After my “Film Round-Up” posts of the last few months, I’m trying out another way to present shorter reviews of things I can’t bring myself to write up at greater length.
After a strong opening, this high school comedy about a washed-up drama teacher (Steve Coogan, playing American with middling effect) sort of peters out a bit. It’s a pity, because even if reminiscent of some of Rushmore‘s Max Fischer Players stagings, the film has the germs of a fine idea — that Shakespeare’s Hamlet can be improved upon and be inspiring to a new generation of students — but the film’s overall failure just reminds us how difficult comedy can be to get right. In the end, there are some good images that might suit an animated gif format (the “Rock Me Sexy Jesus” setpiece for example), but beyond that, probably best given a miss.
FILM REVIEW Director Andrew Fleming | Writers Andrew Fleming and Pam Brady | Cinematographer Alexander Gruszynski | Starring Steve Coogan, Catherine Keener, Skylar Astin | Length 92 minutes || Seen at home (DVD), London, Tuesday 2 June 2015
NEW RELEASE FILM REVIEW || Director Declan Lowney | Writers Peter Baynham, Steve Coogan, Neil Gibbons, Rob Gibbons and Armando Iannucci | Cinematographer Ben Smithard | Starring Steve Coogan, Colm Meaney | Length 90 minutes | Seen at Cineworld Shaftesbury Avenue, London, Saturday 10 August 2013 || My Rating very good

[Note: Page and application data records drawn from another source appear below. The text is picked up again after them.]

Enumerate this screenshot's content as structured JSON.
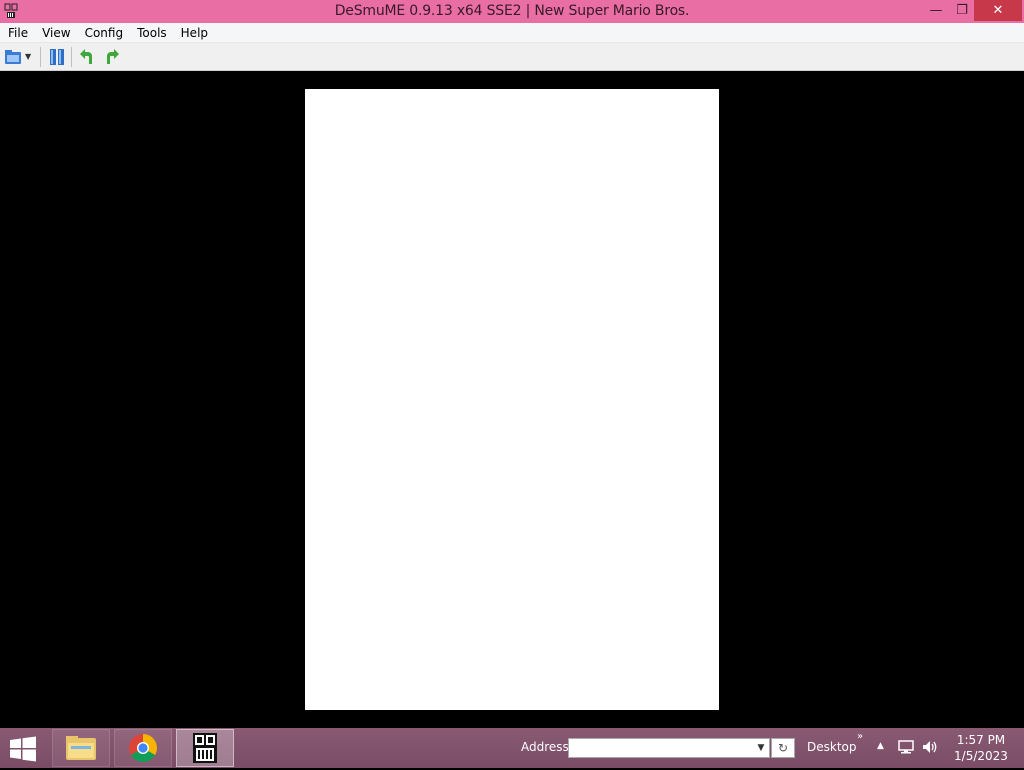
{
  "window": {
    "title": "DeSmuME 0.9.13 x64 SSE2 | New Super Mario Bros.",
    "minimize_glyph": "—",
    "maximize_glyph": "❐",
    "close_glyph": "✕"
  },
  "menubar": {
    "items": [
      "File",
      "View",
      "Config",
      "Tools",
      "Help"
    ]
  },
  "taskbar": {
    "apps": [
      "file-explorer-icon",
      "chrome-icon",
      "desmume-icon"
    ],
    "address_label": "Address",
    "address_value": "",
    "desktop_label": "Desktop",
    "chevron": "»",
    "tray_up": "▲",
    "refresh_glyph": "↻",
    "dropdown_glyph": "▼",
    "time": "1:57 PM",
    "date": "1/5/2023"
  }
}
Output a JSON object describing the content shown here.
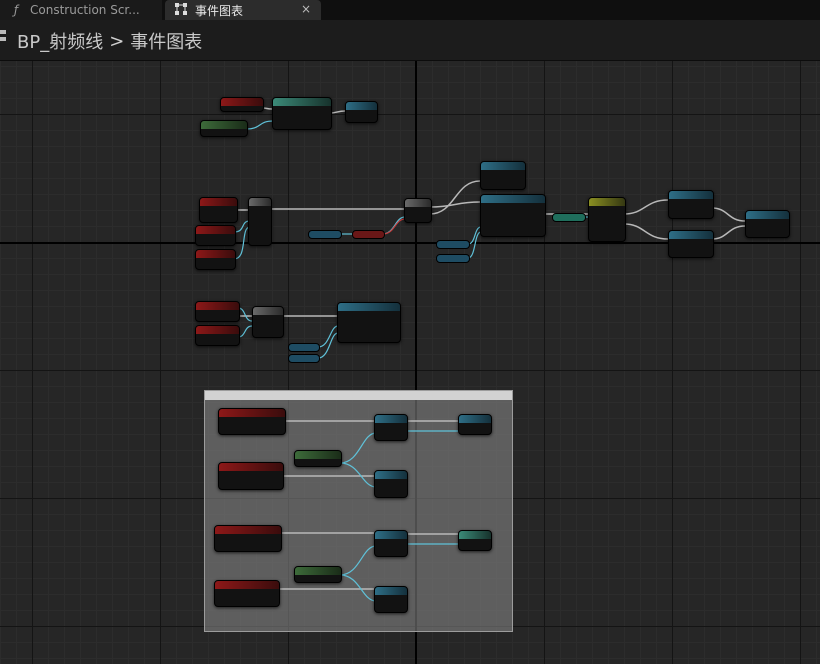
{
  "tabs": [
    {
      "label": "Construction Scr...",
      "icon": "function-icon",
      "active": false
    },
    {
      "label": "事件图表",
      "icon": "event-graph-icon",
      "active": true,
      "close": "×"
    }
  ],
  "breadcrumb": {
    "root": "BP_射频线",
    "separator": ">",
    "current": "事件图表"
  },
  "colors": {
    "event": "#8d1818",
    "function": "#2e6e86",
    "variable": "#3d6b3a",
    "exec_wire": "#b0b0b0",
    "data_wire": "#5fc1d8"
  }
}
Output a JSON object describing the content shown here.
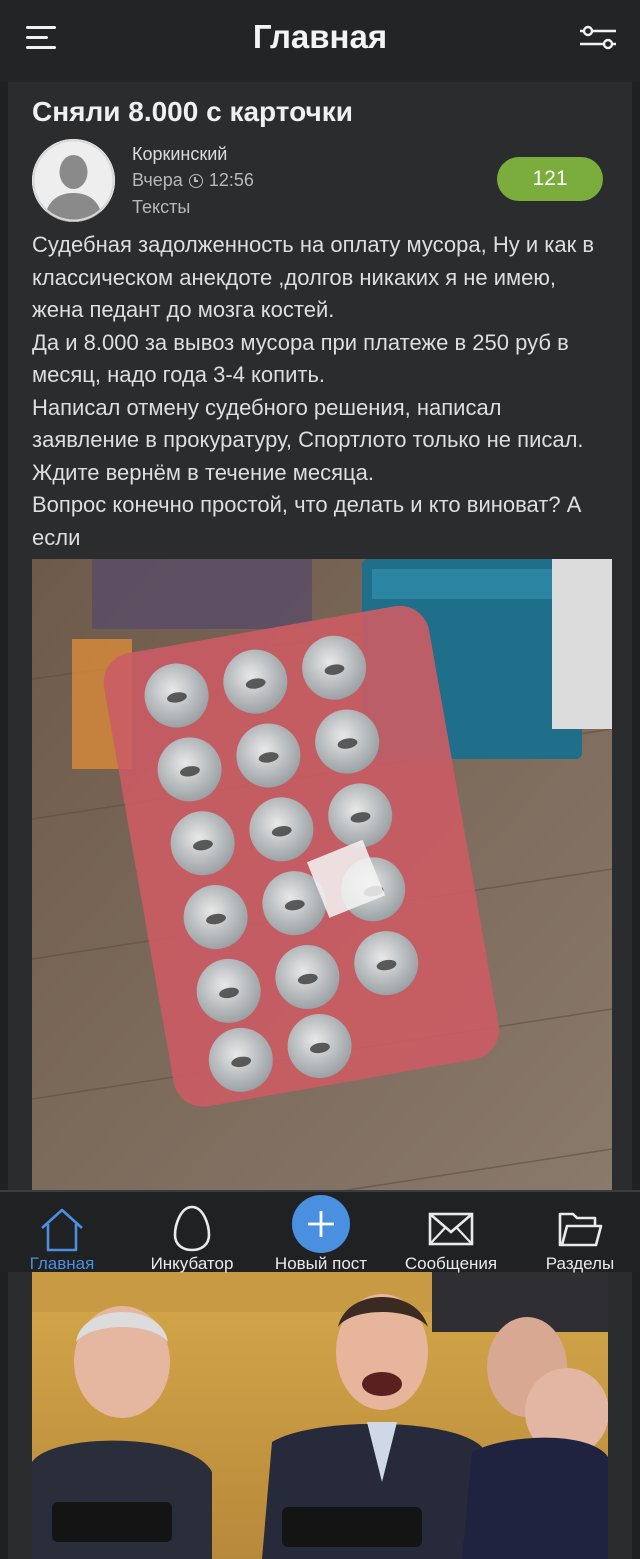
{
  "header": {
    "title": "Главная"
  },
  "post": {
    "title": "Сняли 8.000 с карточки",
    "author": "Коркинский",
    "date": "Вчера",
    "time": "12:56",
    "section": "Тексты",
    "rating": "121",
    "paragraphs": [
      "Судебная задолженность на оплату мусора, Ну и как в классическом анекдоте ,долгов никаких я не имею, жена педант до мозга костей.",
      "Да и 8.000 за вывоз мусора при платеже в 250 руб в месяц, надо года 3-4 копить.",
      "Написал отмену судебного решения, написал заявление в прокуратуру, Спортлото только не писал. Ждите вернём в течение месяца.",
      "Вопрос конечно простой, что делать и кто виноват? А если"
    ]
  },
  "nav": {
    "home": "Главная",
    "incubator": "Инкубатор",
    "new_post": "Новый пост",
    "messages": "Сообщения",
    "sections": "Разделы"
  },
  "colors": {
    "accent": "#4a8fe0",
    "rating_bg": "#7aad3b",
    "background": "#1e2022"
  }
}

Steve Coogan has done a lot of fine acting work, particularly in the films of Michael Winterbottom (A Cock and Bull Story is my own favourite, though earlier this year was the underrated and less overtly comedic The Look of Love), but he remains most famous to British viewers for his character Alan Partridge, who’s had a number of radio and television series not to mention special appearances over the last two decades. The popularity of the character is such, in fact, that it’s prompted this film, though I’m just reciting what I’ve heard because I’d never seen any of these previous appearances (except for his segments on the wonderful The Day Today media satire). Luckily, the film is strong enough to stand on its own without any previous knowledge of his character.
Partridge is by this point a radio broadcaster in his local Norwich, though an erstwhile TV chat show host and before that a sports reporter, known for his terrible fashion sense (knitted sweaters, polo necks and the like), his penchant for bloated MOR rock, his retrogressive political views and most of all, an overweening ego. When the station is taken over and rebranded by a conglomerate named Shape, threatening layoffs, Partridge does all he can to ensure he does not lose his job (or more particularly, his access to whatever small remaining local celebrity he still retains), forcing fellow DJ Pat (played by Colm Meaney) into the firing line. This leads Pat to take the station and its management hostage, and Partridge is the go-between in the ensuing crisis.
There’s some of the same play with a nostalgic past that’s in the other big British comedy of this summer, The World’s End, and though the initial impulse is to laugh at the expense of Alan’s character, in truth there’s a lot of sadness at some of the changes that have occurred, not least those wrought by the rapacious corporate overlords Shape, who have forsaken community values in implementing a bland programming schedule on the radio station. We repeatedly get the sense that the community is behind Pat and Alan rather than the hostages, though that’s only ever around the edges; the filmmakers thankfully aren’t interested in jokes at the expense of the audience (whether the one in the film, or the one watching it).
Beyond this affectionate tribute to the kind of regional and local media that’s so often overlooked, there’s no really big theme to the film, and it’s competently put together. However, it’s consistently funny and sustains the laughs to the end; even the big emotional scenes aren’t played entirely straight, but you get the feeling that beneath the laughs there is a genuine sense of fondness for a disappearing strain of media personality. Steve Coogan may play the character, but the character seems to have his own existence by now.
NEW RELEASE FILM REVIEW || Director Michael Winterbottom | Writer Matt Greenhalgh (based on the book Members Only: The Life and Times of Paul Raymond by Paul Willetts) | Cinematographer Hubert Taczanowski | Starring Steve Coogan, Imogen Poots, Tamsin Egerton, Anna Friel | Length 101 minutes | Seen at Cineworld Haymarket, London, Thursday 2 May 2013 || My Rating good
It’s not much of a stretch to see Michael Winterbottom as a sort of British Steven Soderbergh, a filmmaker who has turned his hand to a huge range of different film projects over his career, which he churns out at a fearsome rate and which are always put together with verve and visual flair, despite sometimes being of uneven quality. While I found Soderbergh’s most recent film Side Effects (2013) at times overburdened itself with melodramatic twists, I might say that this film remains a bit too comfortable given its potential, though both films are excellent at telling their respective stories.